Palestinian President Mahmoud Abbas says he believes Palestinians and the Israelis can and should move quickly toward bringing about a lasting peace. He spoke in an interview broadcast on television Sunday.
On the ABC television program This Week, President Abbas expressed optimism that now is a good time to move toward peace.
"It's true that we really need an independent Palestinian state, as President Bush said, contiguous, viable, lives side by side with Israel, in peace and stability," he said. "At that time, we will will not need the wall, we will not need settlements, we will not need hatred or aggression. I believe this is very important and beneficial for them and for us. We should seize this opportunity. And time, again, will be our enemy and their enemy, and the enemy of peace."
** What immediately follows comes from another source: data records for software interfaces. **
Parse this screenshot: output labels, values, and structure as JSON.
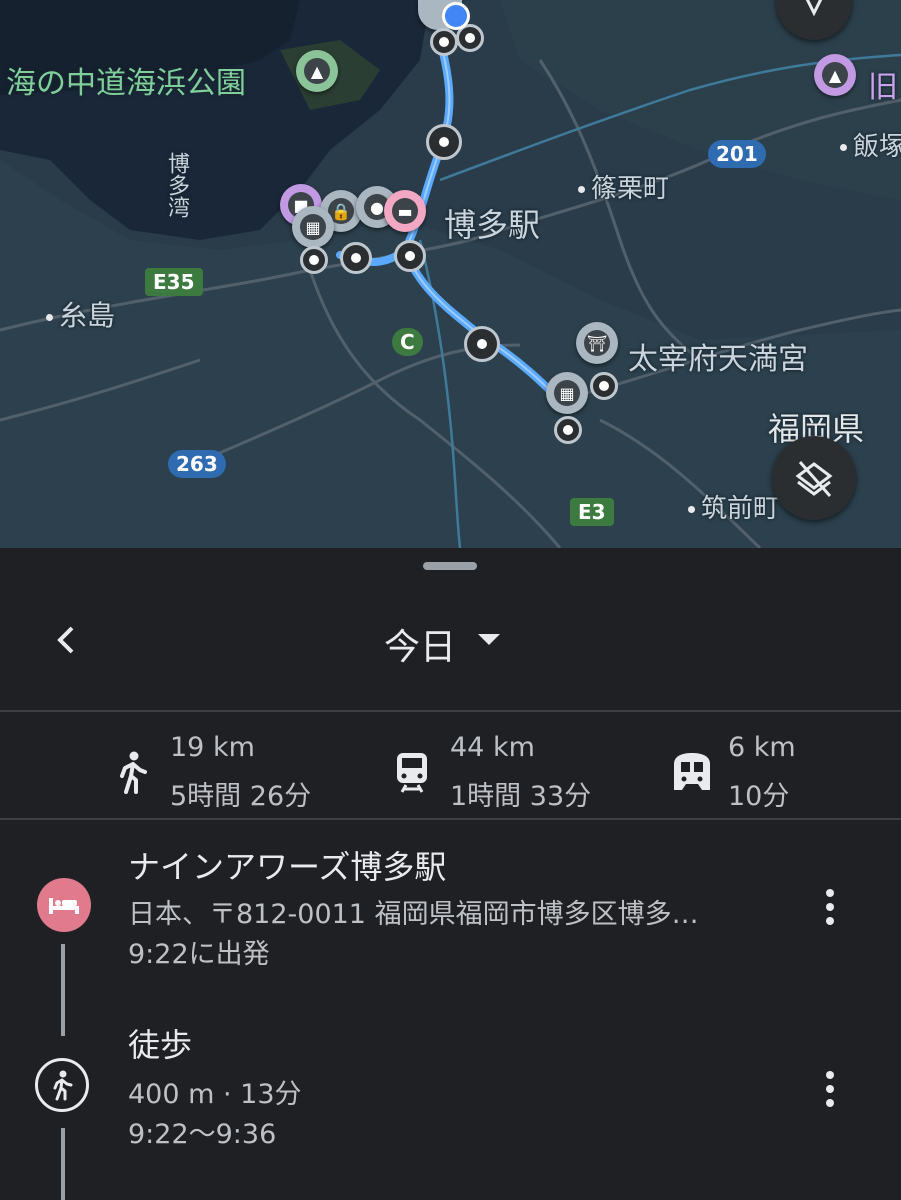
{
  "map": {
    "labels": {
      "park": "海の中道海浜公園",
      "bay": "博多湾",
      "sasaguri": "篠栗町",
      "hakata_station": "博多駅",
      "itoshima": "糸島",
      "dazaifu": "太宰府天満宮",
      "fukuoka_pref": "福岡県",
      "chikuzen": "筑前町",
      "iizuka": "飯塚",
      "kyu": "旧"
    },
    "shields": {
      "e35": "E35",
      "r201": "201",
      "c": "C",
      "r263": "263",
      "e3": "E3"
    },
    "route_color": "#5aa9ff"
  },
  "sheet": {
    "day_selector": "今日",
    "stats": [
      {
        "icon": "walk-icon",
        "distance": "19 km",
        "duration": "5時間 26分"
      },
      {
        "icon": "train-icon",
        "distance": "44 km",
        "duration": "1時間 33分"
      },
      {
        "icon": "subway-icon",
        "distance": "6 km",
        "duration": "10分"
      }
    ],
    "items": [
      {
        "icon": "hotel-icon",
        "title": "ナインアワーズ博多駅",
        "address": "日本、〒812-0011 福岡県福岡市博多区博多…",
        "time": "9:22に出発"
      },
      {
        "icon": "walk-icon",
        "title": "徒歩",
        "detail": "400 m · 13分",
        "time": "9:22〜9:36"
      }
    ]
  }
}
President Abbas's interview was conducted while he was in Washington Thursday, following a meeting with President Bush at the White House.
During the visit, President Bush pledged $50 million in aid directly to the Palestinian Authority. The U.S. leader also issued an unusually tough call to Israel to dismantle illegal Israeli outposts and stop settlement expansion. Mr. Abbas said comments like that give him confidence.
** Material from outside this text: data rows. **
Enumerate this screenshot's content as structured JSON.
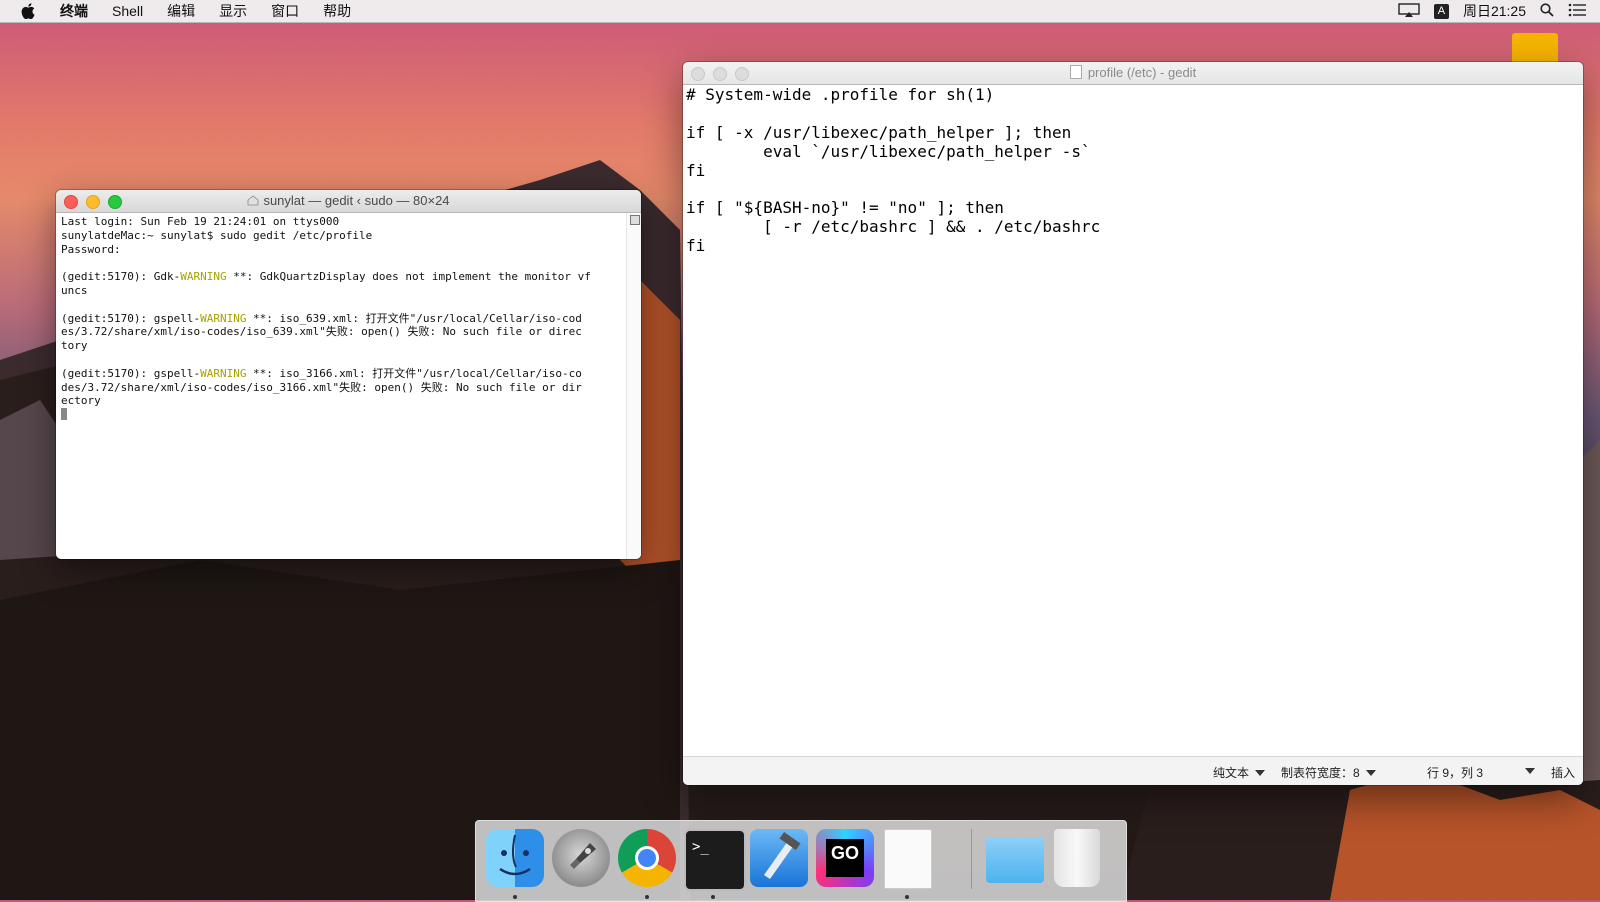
{
  "menubar": {
    "items": [
      "终端",
      "Shell",
      "编辑",
      "显示",
      "窗口",
      "帮助"
    ],
    "ime_label": "A",
    "clock": "周日21:25"
  },
  "terminal": {
    "title": "sunylat — gedit ‹ sudo — 80×24",
    "lines": [
      "Last login: Sun Feb 19 21:24:01 on ttys000",
      "sunylatdeMac:~ sunylat$ sudo gedit /etc/profile",
      "Password:",
      "",
      "(gedit:5170): Gdk-|WARNING| **: GdkQuartzDisplay does not implement the monitor vf",
      "uncs",
      "",
      "(gedit:5170): gspell-|WARNING| **: iso_639.xml: 打开文件\"/usr/local/Cellar/iso-cod",
      "es/3.72/share/xml/iso-codes/iso_639.xml\"失败: open() 失败: No such file or direc",
      "tory",
      "",
      "(gedit:5170): gspell-|WARNING| **: iso_3166.xml: 打开文件\"/usr/local/Cellar/iso-co",
      "des/3.72/share/xml/iso-codes/iso_3166.xml\"失败: open() 失败: No such file or dir",
      "ectory"
    ]
  },
  "gedit": {
    "title": "profile (/etc) - gedit",
    "content": "# System-wide .profile for sh(1)\n\nif [ -x /usr/libexec/path_helper ]; then\n        eval `/usr/libexec/path_helper -s`\nfi\n\nif [ \"${BASH-no}\" != \"no\" ]; then\n        [ -r /etc/bashrc ] && . /etc/bashrc\nfi",
    "status": {
      "language": "纯文本",
      "tab_width": "制表符宽度：8",
      "position": "行 9，列 3",
      "mode": "插入"
    }
  },
  "dock": {
    "apps": [
      {
        "name": "finder",
        "running": true
      },
      {
        "name": "launchpad",
        "running": false
      },
      {
        "name": "chrome",
        "running": true
      },
      {
        "name": "terminal",
        "running": true
      },
      {
        "name": "xcode",
        "running": false
      },
      {
        "name": "gogland",
        "running": false
      },
      {
        "name": "gedit-document",
        "running": true
      },
      {
        "name": "folder",
        "running": false
      },
      {
        "name": "trash",
        "running": false
      }
    ],
    "go_label": "GO"
  }
}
"I believe that, first of all, this is the position and conviction of President Bush," he said. "And if the Israeli Prime Minister will accept or not, this is his prerogative. But the American position is clear."
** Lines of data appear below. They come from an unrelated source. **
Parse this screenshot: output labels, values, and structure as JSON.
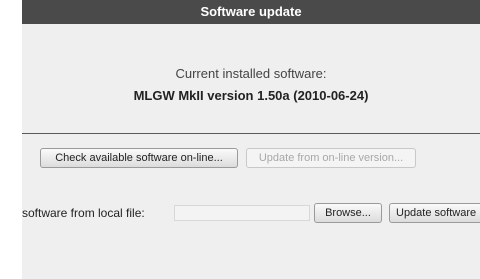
{
  "title": "Software update",
  "current_label": "Current installed software:",
  "current_version": "MLGW MkII version 1.50a (2010-06-24)",
  "buttons": {
    "check_online": "Check available software on-line...",
    "update_online": "Update from on-line version...",
    "browse": "Browse...",
    "update_software": "Update software"
  },
  "local_file_label": "software from local file:",
  "local_file_value": ""
}
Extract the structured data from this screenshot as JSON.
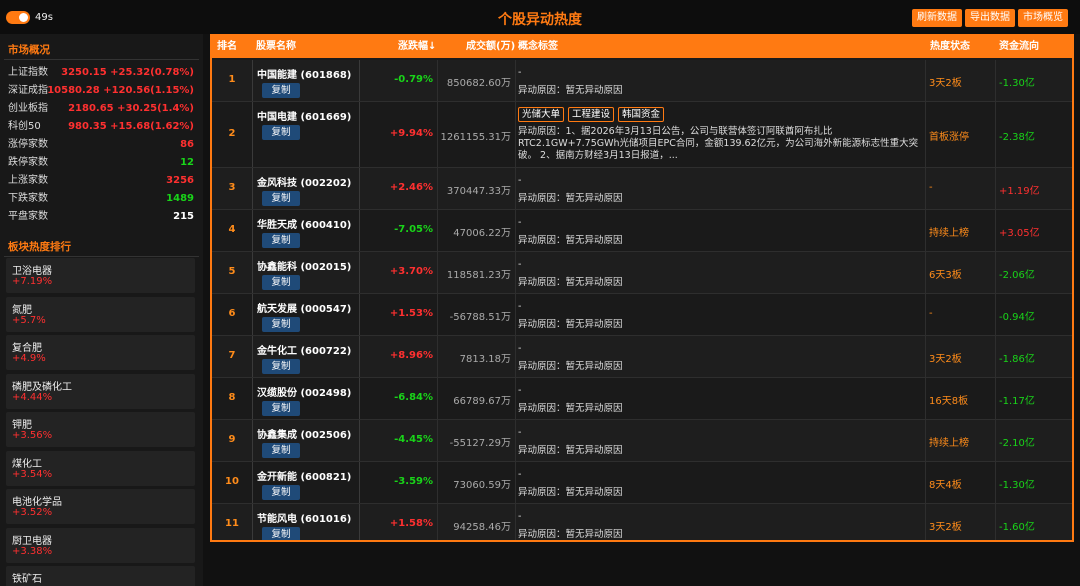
{
  "header": {
    "timer": "49s",
    "title": "个股异动热度",
    "buttons": [
      "刷新数据",
      "导出数据",
      "市场概览"
    ]
  },
  "sidebar": {
    "market_title": "市场概况",
    "overview": [
      {
        "label": "上证指数",
        "value": "3250.15 +25.32(0.78%)",
        "color": "red"
      },
      {
        "label": "深证成指",
        "value": "10580.28 +120.56(1.15%)",
        "color": "red"
      },
      {
        "label": "创业板指",
        "value": "2180.65 +30.25(1.4%)",
        "color": "red"
      },
      {
        "label": "科创50",
        "value": "980.35 +15.68(1.62%)",
        "color": "red"
      },
      {
        "label": "涨停家数",
        "value": "86",
        "color": "red"
      },
      {
        "label": "跌停家数",
        "value": "12",
        "color": "green"
      },
      {
        "label": "上涨家数",
        "value": "3256",
        "color": "red"
      },
      {
        "label": "下跌家数",
        "value": "1489",
        "color": "green"
      },
      {
        "label": "平盘家数",
        "value": "215",
        "color": "white"
      }
    ],
    "sector_title": "板块热度排行",
    "sectors": [
      {
        "name": "卫浴电器",
        "change": "+7.19%"
      },
      {
        "name": "氮肥",
        "change": "+5.7%"
      },
      {
        "name": "复合肥",
        "change": "+4.9%"
      },
      {
        "name": "磷肥及磷化工",
        "change": "+4.44%"
      },
      {
        "name": "钾肥",
        "change": "+3.56%"
      },
      {
        "name": "煤化工",
        "change": "+3.54%"
      },
      {
        "name": "电池化学品",
        "change": "+3.52%"
      },
      {
        "name": "厨卫电器",
        "change": "+3.38%"
      },
      {
        "name": "铁矿石",
        "change": ""
      }
    ]
  },
  "table": {
    "headers": [
      "排名",
      "股票名称",
      "涨跌幅↓",
      "成交额(万)",
      "概念标签",
      "热度状态",
      "资金流向"
    ],
    "copy_label": "复制",
    "rows": [
      {
        "rank": "1",
        "name": "中国能建 (601868)",
        "pct": "-0.79%",
        "pct_color": "green",
        "vol": "850682.60万",
        "tags": [],
        "dash": "-",
        "reason": "异动原因：暂无异动原因",
        "status": "3天2板",
        "flow": "-1.30亿",
        "flow_color": "green"
      },
      {
        "rank": "2",
        "name": "中国电建 (601669)",
        "pct": "+9.94%",
        "pct_color": "red",
        "vol": "1261155.31万",
        "tags": [
          "光储大单",
          "工程建设",
          "韩国资金"
        ],
        "dash": "",
        "reason": "异动原因：1、据2026年3月13日公告，公司与联营体签订阿联酋阿布扎比RTC2.1GW+7.75GWh光储项目EPC合同，金额139.62亿元，为公司海外新能源标志性重大突破。 2、据南方财经3月13日报道，...",
        "status": "首板涨停",
        "flow": "-2.38亿",
        "flow_color": "green"
      },
      {
        "rank": "3",
        "name": "金风科技 (002202)",
        "pct": "+2.46%",
        "pct_color": "red",
        "vol": "370447.33万",
        "tags": [],
        "dash": "-",
        "reason": "异动原因：暂无异动原因",
        "status": "-",
        "flow": "+1.19亿",
        "flow_color": "red"
      },
      {
        "rank": "4",
        "name": "华胜天成 (600410)",
        "pct": "-7.05%",
        "pct_color": "green",
        "vol": "47006.22万",
        "tags": [],
        "dash": "-",
        "reason": "异动原因：暂无异动原因",
        "status": "持续上榜",
        "flow": "+3.05亿",
        "flow_color": "red"
      },
      {
        "rank": "5",
        "name": "协鑫能科 (002015)",
        "pct": "+3.70%",
        "pct_color": "red",
        "vol": "118581.23万",
        "tags": [],
        "dash": "-",
        "reason": "异动原因：暂无异动原因",
        "status": "6天3板",
        "flow": "-2.06亿",
        "flow_color": "green"
      },
      {
        "rank": "6",
        "name": "航天发展 (000547)",
        "pct": "+1.53%",
        "pct_color": "red",
        "vol": "-56788.51万",
        "tags": [],
        "dash": "-",
        "reason": "异动原因：暂无异动原因",
        "status": "-",
        "flow": "-0.94亿",
        "flow_color": "green"
      },
      {
        "rank": "7",
        "name": "金牛化工 (600722)",
        "pct": "+8.96%",
        "pct_color": "red",
        "vol": "7813.18万",
        "tags": [],
        "dash": "-",
        "reason": "异动原因：暂无异动原因",
        "status": "3天2板",
        "flow": "-1.86亿",
        "flow_color": "green"
      },
      {
        "rank": "8",
        "name": "汉缆股份 (002498)",
        "pct": "-6.84%",
        "pct_color": "green",
        "vol": "66789.67万",
        "tags": [],
        "dash": "-",
        "reason": "异动原因：暂无异动原因",
        "status": "16天8板",
        "flow": "-1.17亿",
        "flow_color": "green"
      },
      {
        "rank": "9",
        "name": "协鑫集成 (002506)",
        "pct": "-4.45%",
        "pct_color": "green",
        "vol": "-55127.29万",
        "tags": [],
        "dash": "-",
        "reason": "异动原因：暂无异动原因",
        "status": "持续上榜",
        "flow": "-2.10亿",
        "flow_color": "green"
      },
      {
        "rank": "10",
        "name": "金开新能 (600821)",
        "pct": "-3.59%",
        "pct_color": "green",
        "vol": "73060.59万",
        "tags": [],
        "dash": "-",
        "reason": "异动原因：暂无异动原因",
        "status": "8天4板",
        "flow": "-1.30亿",
        "flow_color": "green"
      },
      {
        "rank": "11",
        "name": "节能风电 (601016)",
        "pct": "+1.58%",
        "pct_color": "red",
        "vol": "94258.46万",
        "tags": [],
        "dash": "-",
        "reason": "异动原因：暂无异动原因",
        "status": "3天2板",
        "flow": "-1.60亿",
        "flow_color": "green"
      }
    ]
  },
  "colors": {
    "accent": "#ff7a12",
    "up": "#ff3030",
    "down": "#19d419",
    "copy_button": "#1f4a78"
  }
}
In response to calls that the Palestinian Authority must take more action to curb terrorist groups, President Abbas said steps already have been taken to stop what he described as the "culture of violence." For example, he said, all Palestinian factions have publicly condemned suicide bombings.
"This is very important for the future because any operation that will take place or any individuals who want to carry out such operations will not have support, not from the Palestinian Authority, because the Palestinian Authority will oppress these operations, but they will not gain support from ordinary Palestinians."
Since President Abbas and Israeli Prime Minister Ariel Sharon met and signed a cease-fire deal in Egypt in February, violence in the Palestinian territories has dropped sharply.
The Israeli leader also was in Washington last week, where he told a prominent Jewish-American lobbying group that he appreciates what he called "Chairman Abbas's strategic decision to condemn violence and terrorism."
The Palestinian leader noted that he believes Mr. Sharon's comments mark a change in diplomatic rhetoric. But, he also warned that if there are no results in future talks between the two sides, Palestinians could lose hope and return to what he described as "old ideas."